evmlogger(1M)evmlogger(1M)NAMEevmlogger - Event Manager logger
config_file] log_file] info_file]
The Event Manager (EVM) logger is started automatically by the EVM dae‐
mon at startup. It reads from its configuration file, It reads a set
of definitions of event logs and forwarding information, each with its
own filter string. The logger combines the individual filter strings
to produce a single compound string, connects to the EVM daemon, and
uses the compound filter string to establish its event subscription.
The logger then writes each incoming event to each of the event logs.
The logger may also write the incoming event to forwarders whose indi‐
vidual filter string it matches.
Sets the configuration file to
config_file. The default is
Sets message output to
log_file. The default is When the logger starts, it
renames any previous message file by appending to its
name, and creates a new file.
Specifies the name of an output file to hold summary details of the
current run session.
By default, the logger reads its configuration from To specify a dif‐
ferent configuration file, use the command. If the logger's configura‐
tion file is changed while the logger is running, use the command to
instruct the logger to reconfigure itself. See evmreload(1M).
The logger reconfigures itself when is run, or upon receipt of a sig‐
There is no limit to the number of instances of the logger which may be
running. Individual users or applications can make use of it to monitor
and log interesting events. However, they must provide their own con‐
Secondary logger configuration files can be used to add event logs or
forwarders without modifying the primary configuration file, The loca‐
tion of secondary configuration files is specified in the primary con‐
figuration file by using the keyword. The default (and recommended)
The logger searches the named directory and any subdirectories for
files with names ending in The logger processes the configuration lines
in those files in the same way it processes lines in the primary con‐
A syntax error found in a secondary configuration file results in an
error message and the rejection of the file. However, rejection of one
file does not prevent the primary configuration file or any other sec‐
ondary files from being processed.
It is important that secondary logger configuration files or directo‐
ries are given appropriate permissions because the logger is run with
privileges and can execute commands specified in any secondary configu‐
ration file. The logger rejects any configuration files that are not
properly secure and posts a warning event. See evmlogger.conf(4) for
details of acceptable permissions.
Event logs may be files or terminal devices. If a terminal device is
given as a log, the logger automatically formats the event for display.
If a log is a file or any device other than a terminal, and the log is
not specified as a formatted log, the logger writes events to it in
canonical (binary) form.
If a log is a disk file, the logger creates the file if necessary. If
the log file name ends with the characters the logger replaces that
suffix with the current date in the form yyyymmdd, and begins a new
file when the first event is written to the log each day. A lock file
with a suffix of is created to protect the log file while it is being

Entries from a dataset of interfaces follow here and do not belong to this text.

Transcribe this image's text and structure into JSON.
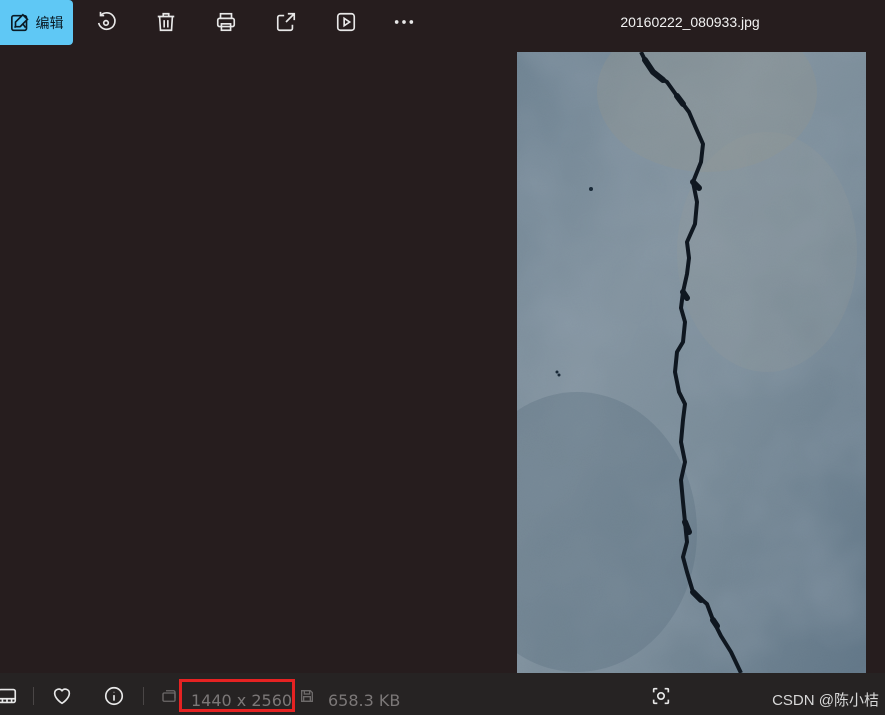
{
  "toolbar": {
    "edit_label": "编辑",
    "accent_color": "#5fc8f5",
    "icons": [
      "edit-image-icon",
      "rotate-icon",
      "delete-icon",
      "print-icon",
      "share-icon",
      "slideshow-icon",
      "more-icon"
    ]
  },
  "file": {
    "name": "20160222_080933.jpg"
  },
  "photo": {
    "description_icon": "concrete-crack-photo"
  },
  "statusbar": {
    "dimensions": "1440 x 2560",
    "file_size": "658.3 KB",
    "highlight_color": "#e52222"
  },
  "watermark": "CSDN @陈小桔"
}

A log can be configured to start a new file when it reaches a certain
size. Successive generations of the same log are given the suffix
where is the generation number of the file. A generation control file,
with a suffix of is created to control the generation sequence.
If the logger is writing to the log file, and the file becomes unavail‐
able or unwritable for any reason, the logger switches to the alternate
log file if one has been configured. Otherwise the log is disabled.
If the logger is writing to the alternate log, and the error condition
that caused it to switch has been cleared, you can revert to the pri‐
mary path by using the command.
If a command is specified, the logger executes the command when any
incoming event matches the forwarding filter. The logger then pipes
the incoming event into the command's stream.
The logger executes forwarding commands asynchronously and continues to
handle events while commands are running. However, to ensure proper
sequencing, the logger allows only one instance of each command to run
at a time. If a command is running and another event arrives that
matches the forwarder's filter, the event is queued until the command
terminates. At which time the logger reruns it with the next queued
event. The size of each forwarder's queue is limited and is controlled
using the keyword. To minimize the chances of queuing or missing
events, avoid using the forwarding facility to run commands that may
take significant time to execute. See evmlogger.conf(4) for more
information on setting the queue limit.
By default, only events posted through the local EVM daemon are handled
by the logger's event logs and forwarders.
If an incoming event matches the suppression filter associated with an
event log or forwarder, the event is considered for suppression. For
an event log, suppressing an event reduces the risk of wasting file
storage space by logging repeated instances of the same event. For a
forwarder, suppressing an event reduces the risk of sending replicated
mail messages reporting the same event over a short period. For a full
discussion of the configuration values which control suppression see
The following exit values are returned:
An error occurred.
Default logger configuration file Error log Run information file
kill(1), evmchmgr(1M), evmd(1M), evmget(1), evmreload(1M), evmshow(1),